Aim of the exercise ▸ Copy all the entries word for word, but omit the pictures.

Extracted entries ▸
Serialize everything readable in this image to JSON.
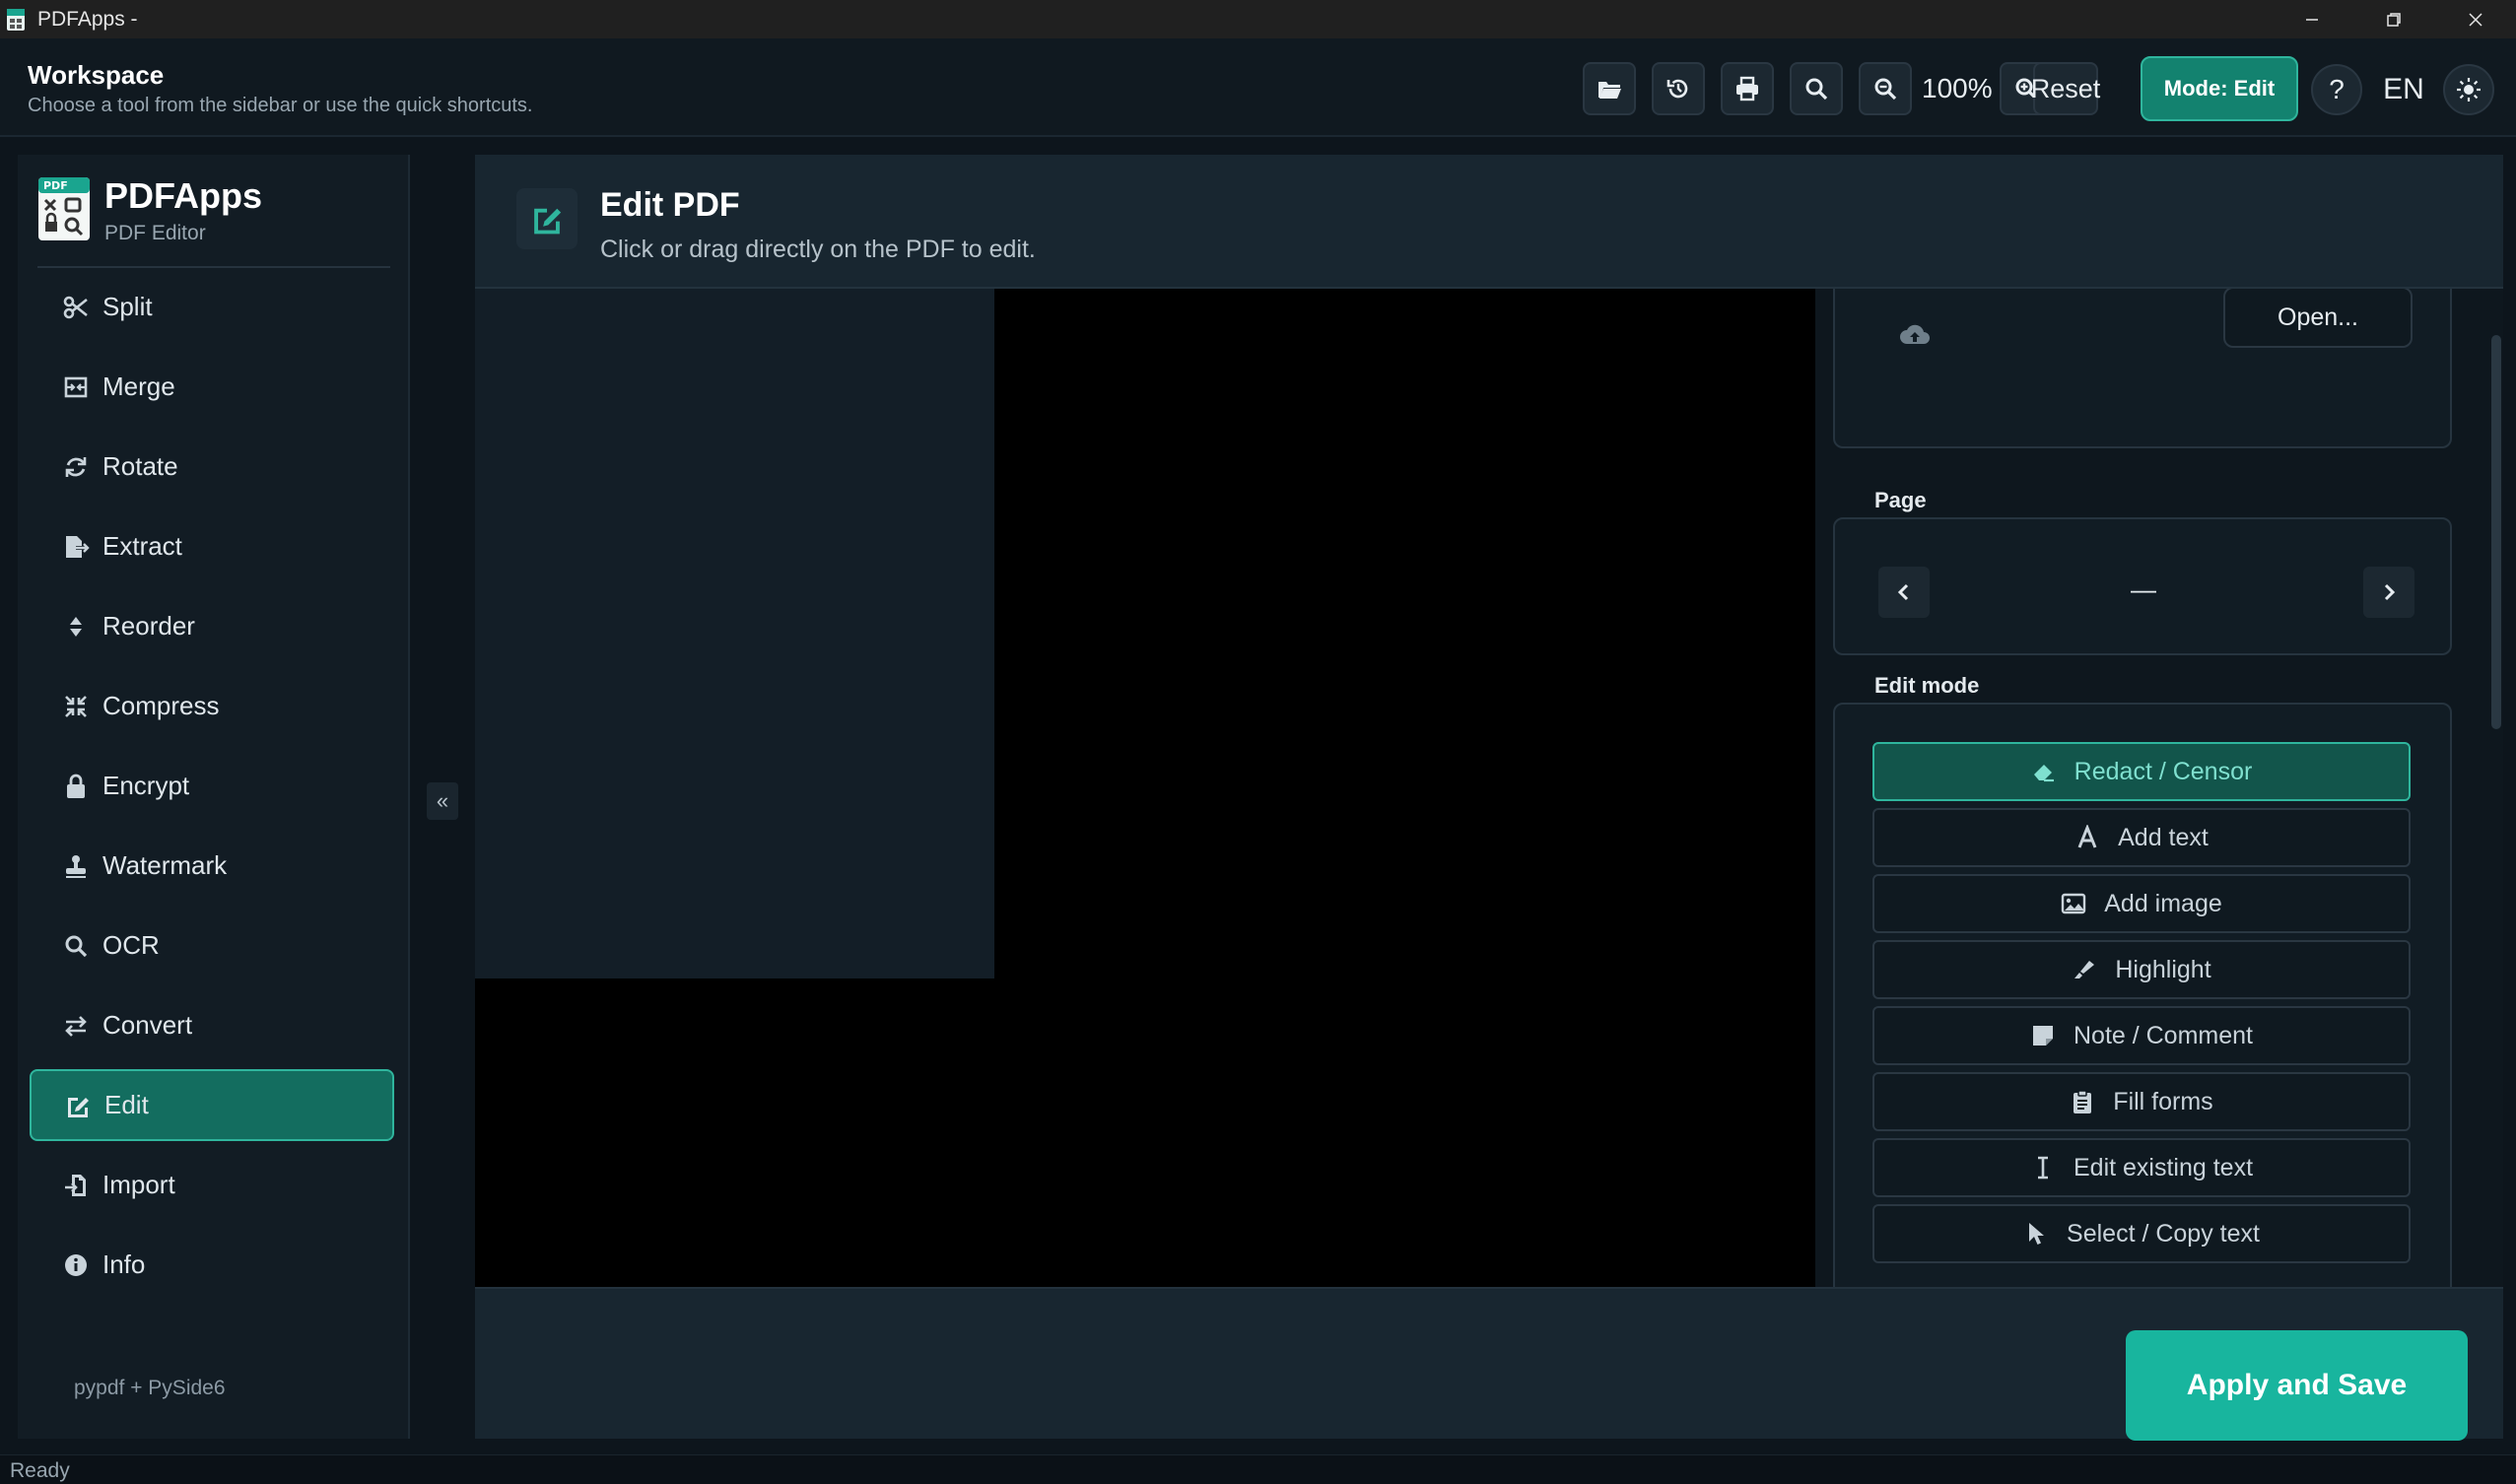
{
  "window": {
    "title": "PDFApps -"
  },
  "header": {
    "title": "Workspace",
    "subtitle": "Choose a tool from the sidebar or use the quick shortcuts.",
    "zoom": "100%",
    "reset_label": "Reset",
    "mode_label": "Mode: Edit",
    "help_label": "?",
    "language": "EN"
  },
  "brand": {
    "name": "PDFApps",
    "subtitle": "PDF Editor",
    "logo_text": "PDF"
  },
  "sidebar": {
    "items": [
      {
        "label": "Split",
        "icon": "scissors-icon"
      },
      {
        "label": "Merge",
        "icon": "merge-icon"
      },
      {
        "label": "Rotate",
        "icon": "rotate-icon"
      },
      {
        "label": "Extract",
        "icon": "extract-icon"
      },
      {
        "label": "Reorder",
        "icon": "sort-icon"
      },
      {
        "label": "Compress",
        "icon": "compress-icon"
      },
      {
        "label": "Encrypt",
        "icon": "lock-icon"
      },
      {
        "label": "Watermark",
        "icon": "stamp-icon"
      },
      {
        "label": "OCR",
        "icon": "search-icon"
      },
      {
        "label": "Convert",
        "icon": "exchange-icon"
      },
      {
        "label": "Edit",
        "icon": "edit-icon",
        "active": true
      },
      {
        "label": "Import",
        "icon": "import-icon"
      },
      {
        "label": "Info",
        "icon": "info-icon"
      }
    ],
    "footer": "pypdf  +  PySide6",
    "collapse_label": "«"
  },
  "main": {
    "title": "Edit PDF",
    "subtitle": "Click or drag directly on the PDF to edit."
  },
  "panel": {
    "open_label": "Open...",
    "page_label": "Page",
    "page_indicator": "—",
    "edit_mode_label": "Edit mode",
    "modes": [
      {
        "label": "Redact / Censor",
        "icon": "eraser-icon",
        "active": true
      },
      {
        "label": "Add text",
        "icon": "text-icon"
      },
      {
        "label": "Add image",
        "icon": "image-icon"
      },
      {
        "label": "Highlight",
        "icon": "highlighter-icon"
      },
      {
        "label": "Note / Comment",
        "icon": "note-icon"
      },
      {
        "label": "Fill forms",
        "icon": "clipboard-icon"
      },
      {
        "label": "Edit existing text",
        "icon": "text-cursor-icon"
      },
      {
        "label": "Select / Copy text",
        "icon": "pointer-icon"
      }
    ]
  },
  "footer": {
    "apply_label": "Apply and Save"
  },
  "status": {
    "text": "Ready"
  },
  "colors": {
    "accent": "#2fb59d",
    "accent_fill": "#18b59e",
    "background": "#0d151c"
  }
}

Problem solution ▸
Serialize everything readable in this image to JSON.
{
  "window": {
    "title": "PDFApps -"
  },
  "header": {
    "title": "Workspace",
    "subtitle": "Choose a tool from the sidebar or use the quick shortcuts.",
    "zoom": "100%",
    "reset_label": "Reset",
    "mode_label": "Mode: Edit",
    "help_label": "?",
    "language": "EN"
  },
  "brand": {
    "name": "PDFApps",
    "subtitle": "PDF Editor",
    "logo_text": "PDF"
  },
  "sidebar": {
    "items": [
      {
        "label": "Split",
        "icon": "scissors-icon"
      },
      {
        "label": "Merge",
        "icon": "merge-icon"
      },
      {
        "label": "Rotate",
        "icon": "rotate-icon"
      },
      {
        "label": "Extract",
        "icon": "extract-icon"
      },
      {
        "label": "Reorder",
        "icon": "sort-icon"
      },
      {
        "label": "Compress",
        "icon": "compress-icon"
      },
      {
        "label": "Encrypt",
        "icon": "lock-icon"
      },
      {
        "label": "Watermark",
        "icon": "stamp-icon"
      },
      {
        "label": "OCR",
        "icon": "search-icon"
      },
      {
        "label": "Convert",
        "icon": "exchange-icon"
      },
      {
        "label": "Edit",
        "icon": "edit-icon",
        "active": true
      },
      {
        "label": "Import",
        "icon": "import-icon"
      },
      {
        "label": "Info",
        "icon": "info-icon"
      }
    ],
    "footer": "pypdf  +  PySide6",
    "collapse_label": "«"
  },
  "main": {
    "title": "Edit PDF",
    "subtitle": "Click or drag directly on the PDF to edit."
  },
  "panel": {
    "open_label": "Open...",
    "page_label": "Page",
    "page_indicator": "—",
    "edit_mode_label": "Edit mode",
    "modes": [
      {
        "label": "Redact / Censor",
        "icon": "eraser-icon",
        "active": true
      },
      {
        "label": "Add text",
        "icon": "text-icon"
      },
      {
        "label": "Add image",
        "icon": "image-icon"
      },
      {
        "label": "Highlight",
        "icon": "highlighter-icon"
      },
      {
        "label": "Note / Comment",
        "icon": "note-icon"
      },
      {
        "label": "Fill forms",
        "icon": "clipboard-icon"
      },
      {
        "label": "Edit existing text",
        "icon": "text-cursor-icon"
      },
      {
        "label": "Select / Copy text",
        "icon": "pointer-icon"
      }
    ]
  },
  "footer": {
    "apply_label": "Apply and Save"
  },
  "status": {
    "text": "Ready"
  },
  "colors": {
    "accent": "#2fb59d",
    "accent_fill": "#18b59e",
    "background": "#0d151c"
  }
}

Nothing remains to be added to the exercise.